→ **Source material**
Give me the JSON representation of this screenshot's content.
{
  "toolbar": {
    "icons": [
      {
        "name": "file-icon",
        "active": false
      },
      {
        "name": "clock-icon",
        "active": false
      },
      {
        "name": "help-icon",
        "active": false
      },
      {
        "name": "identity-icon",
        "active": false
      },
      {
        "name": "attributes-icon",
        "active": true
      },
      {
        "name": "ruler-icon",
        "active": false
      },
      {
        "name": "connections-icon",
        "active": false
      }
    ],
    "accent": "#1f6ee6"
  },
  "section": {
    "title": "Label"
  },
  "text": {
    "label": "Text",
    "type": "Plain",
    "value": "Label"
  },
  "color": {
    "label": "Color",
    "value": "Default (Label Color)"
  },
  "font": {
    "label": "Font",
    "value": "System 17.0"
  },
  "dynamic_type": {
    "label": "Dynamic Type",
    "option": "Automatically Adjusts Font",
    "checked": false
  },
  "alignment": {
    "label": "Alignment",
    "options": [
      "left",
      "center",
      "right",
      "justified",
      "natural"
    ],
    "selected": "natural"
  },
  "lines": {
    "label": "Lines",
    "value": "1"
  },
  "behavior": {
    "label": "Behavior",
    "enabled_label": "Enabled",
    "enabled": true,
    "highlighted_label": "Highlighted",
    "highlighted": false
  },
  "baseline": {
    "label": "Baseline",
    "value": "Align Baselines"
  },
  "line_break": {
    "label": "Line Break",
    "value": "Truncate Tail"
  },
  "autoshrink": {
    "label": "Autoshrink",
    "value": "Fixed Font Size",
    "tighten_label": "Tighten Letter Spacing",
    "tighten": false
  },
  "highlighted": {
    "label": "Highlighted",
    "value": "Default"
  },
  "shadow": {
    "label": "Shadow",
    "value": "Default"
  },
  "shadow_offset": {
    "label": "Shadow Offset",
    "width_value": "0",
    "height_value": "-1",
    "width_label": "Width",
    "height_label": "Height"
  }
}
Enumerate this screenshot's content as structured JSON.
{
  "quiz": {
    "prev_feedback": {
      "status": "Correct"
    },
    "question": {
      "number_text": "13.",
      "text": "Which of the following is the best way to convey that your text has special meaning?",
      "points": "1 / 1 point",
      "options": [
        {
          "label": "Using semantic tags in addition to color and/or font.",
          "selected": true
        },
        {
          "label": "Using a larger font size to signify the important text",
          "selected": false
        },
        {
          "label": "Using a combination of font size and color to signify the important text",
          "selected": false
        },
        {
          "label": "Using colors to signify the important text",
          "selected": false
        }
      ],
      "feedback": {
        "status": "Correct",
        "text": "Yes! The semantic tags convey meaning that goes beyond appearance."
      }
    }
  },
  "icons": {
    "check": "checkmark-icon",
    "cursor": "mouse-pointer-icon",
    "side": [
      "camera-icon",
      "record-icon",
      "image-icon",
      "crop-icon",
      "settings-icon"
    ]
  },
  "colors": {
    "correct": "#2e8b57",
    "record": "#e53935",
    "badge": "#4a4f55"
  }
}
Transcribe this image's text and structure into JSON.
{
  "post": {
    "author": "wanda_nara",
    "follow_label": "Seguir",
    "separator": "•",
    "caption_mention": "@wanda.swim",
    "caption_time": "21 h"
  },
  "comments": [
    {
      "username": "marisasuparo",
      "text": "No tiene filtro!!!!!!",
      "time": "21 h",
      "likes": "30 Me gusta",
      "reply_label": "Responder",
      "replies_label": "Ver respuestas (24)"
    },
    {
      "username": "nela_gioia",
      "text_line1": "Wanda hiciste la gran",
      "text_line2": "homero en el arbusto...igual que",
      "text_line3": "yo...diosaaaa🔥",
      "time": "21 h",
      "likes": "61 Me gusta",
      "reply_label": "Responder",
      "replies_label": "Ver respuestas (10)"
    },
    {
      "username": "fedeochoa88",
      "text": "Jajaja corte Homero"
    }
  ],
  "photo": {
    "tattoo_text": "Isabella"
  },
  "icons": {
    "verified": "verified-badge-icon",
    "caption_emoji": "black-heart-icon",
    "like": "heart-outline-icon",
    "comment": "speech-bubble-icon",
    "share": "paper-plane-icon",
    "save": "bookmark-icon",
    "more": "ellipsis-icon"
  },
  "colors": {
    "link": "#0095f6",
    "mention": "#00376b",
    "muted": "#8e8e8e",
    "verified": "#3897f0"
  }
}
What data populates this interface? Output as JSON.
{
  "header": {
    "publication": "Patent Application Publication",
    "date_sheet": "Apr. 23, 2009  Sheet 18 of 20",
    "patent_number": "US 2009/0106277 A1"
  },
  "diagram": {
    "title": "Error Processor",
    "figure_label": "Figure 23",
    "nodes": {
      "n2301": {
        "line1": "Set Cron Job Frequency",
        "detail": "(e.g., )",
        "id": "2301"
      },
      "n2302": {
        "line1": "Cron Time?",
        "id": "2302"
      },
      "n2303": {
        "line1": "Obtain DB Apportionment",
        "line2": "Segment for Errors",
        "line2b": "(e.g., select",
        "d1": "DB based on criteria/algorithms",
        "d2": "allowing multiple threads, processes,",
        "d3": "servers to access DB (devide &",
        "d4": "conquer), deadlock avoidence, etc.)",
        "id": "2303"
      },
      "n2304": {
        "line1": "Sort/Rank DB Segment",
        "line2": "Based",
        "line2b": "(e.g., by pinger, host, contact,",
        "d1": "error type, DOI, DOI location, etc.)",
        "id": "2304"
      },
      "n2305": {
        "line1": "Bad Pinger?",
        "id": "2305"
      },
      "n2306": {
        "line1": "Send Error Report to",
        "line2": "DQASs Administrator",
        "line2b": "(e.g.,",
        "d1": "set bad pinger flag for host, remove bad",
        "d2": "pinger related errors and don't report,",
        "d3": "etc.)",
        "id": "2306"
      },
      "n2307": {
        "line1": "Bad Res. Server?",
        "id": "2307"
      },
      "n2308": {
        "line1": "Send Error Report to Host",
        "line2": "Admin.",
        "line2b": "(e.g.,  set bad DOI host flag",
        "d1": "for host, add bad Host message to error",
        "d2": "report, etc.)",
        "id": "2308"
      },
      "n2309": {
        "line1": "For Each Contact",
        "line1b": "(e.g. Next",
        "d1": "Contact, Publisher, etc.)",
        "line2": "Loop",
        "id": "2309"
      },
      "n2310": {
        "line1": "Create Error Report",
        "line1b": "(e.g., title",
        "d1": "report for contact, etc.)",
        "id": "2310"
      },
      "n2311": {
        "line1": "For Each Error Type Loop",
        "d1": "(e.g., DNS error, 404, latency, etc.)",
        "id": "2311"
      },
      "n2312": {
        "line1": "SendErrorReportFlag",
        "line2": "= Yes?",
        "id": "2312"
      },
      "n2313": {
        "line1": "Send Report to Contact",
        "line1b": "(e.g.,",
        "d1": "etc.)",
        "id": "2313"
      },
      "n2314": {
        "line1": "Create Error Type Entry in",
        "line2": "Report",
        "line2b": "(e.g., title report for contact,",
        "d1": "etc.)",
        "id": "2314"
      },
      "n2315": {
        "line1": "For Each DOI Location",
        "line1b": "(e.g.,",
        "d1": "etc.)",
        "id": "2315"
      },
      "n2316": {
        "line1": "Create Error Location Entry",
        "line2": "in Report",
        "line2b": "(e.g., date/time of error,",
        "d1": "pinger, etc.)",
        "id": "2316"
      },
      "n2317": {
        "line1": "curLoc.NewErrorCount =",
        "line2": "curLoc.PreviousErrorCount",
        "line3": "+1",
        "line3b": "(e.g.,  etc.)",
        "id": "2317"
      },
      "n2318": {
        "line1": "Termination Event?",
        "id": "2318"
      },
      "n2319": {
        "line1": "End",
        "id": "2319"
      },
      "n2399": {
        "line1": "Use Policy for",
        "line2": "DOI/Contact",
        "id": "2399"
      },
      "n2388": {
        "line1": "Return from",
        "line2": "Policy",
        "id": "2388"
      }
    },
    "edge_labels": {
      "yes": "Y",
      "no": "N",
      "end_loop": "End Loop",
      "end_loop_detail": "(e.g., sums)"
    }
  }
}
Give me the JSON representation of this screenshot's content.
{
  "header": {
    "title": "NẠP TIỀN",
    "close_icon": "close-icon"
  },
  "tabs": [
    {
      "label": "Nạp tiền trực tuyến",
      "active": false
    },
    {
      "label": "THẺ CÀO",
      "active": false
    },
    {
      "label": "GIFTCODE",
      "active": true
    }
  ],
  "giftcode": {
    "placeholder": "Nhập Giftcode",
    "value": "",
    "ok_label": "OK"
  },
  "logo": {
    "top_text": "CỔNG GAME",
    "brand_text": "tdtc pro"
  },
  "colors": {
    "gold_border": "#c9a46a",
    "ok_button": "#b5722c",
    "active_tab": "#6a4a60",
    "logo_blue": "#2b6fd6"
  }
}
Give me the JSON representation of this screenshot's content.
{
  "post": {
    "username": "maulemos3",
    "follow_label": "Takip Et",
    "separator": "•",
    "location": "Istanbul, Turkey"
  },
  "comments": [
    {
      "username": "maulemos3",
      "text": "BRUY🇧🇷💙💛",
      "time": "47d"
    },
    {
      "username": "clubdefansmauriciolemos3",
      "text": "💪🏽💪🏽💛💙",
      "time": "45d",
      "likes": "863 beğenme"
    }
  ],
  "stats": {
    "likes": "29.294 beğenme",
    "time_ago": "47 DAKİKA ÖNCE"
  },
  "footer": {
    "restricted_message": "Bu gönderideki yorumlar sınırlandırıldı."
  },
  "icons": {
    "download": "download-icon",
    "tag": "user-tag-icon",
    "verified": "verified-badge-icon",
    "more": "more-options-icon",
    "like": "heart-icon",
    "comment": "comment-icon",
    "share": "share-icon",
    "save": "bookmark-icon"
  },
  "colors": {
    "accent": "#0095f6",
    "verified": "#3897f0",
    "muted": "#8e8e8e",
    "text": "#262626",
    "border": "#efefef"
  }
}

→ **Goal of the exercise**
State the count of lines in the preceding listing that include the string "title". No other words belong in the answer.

→ **Solution to this problem**
5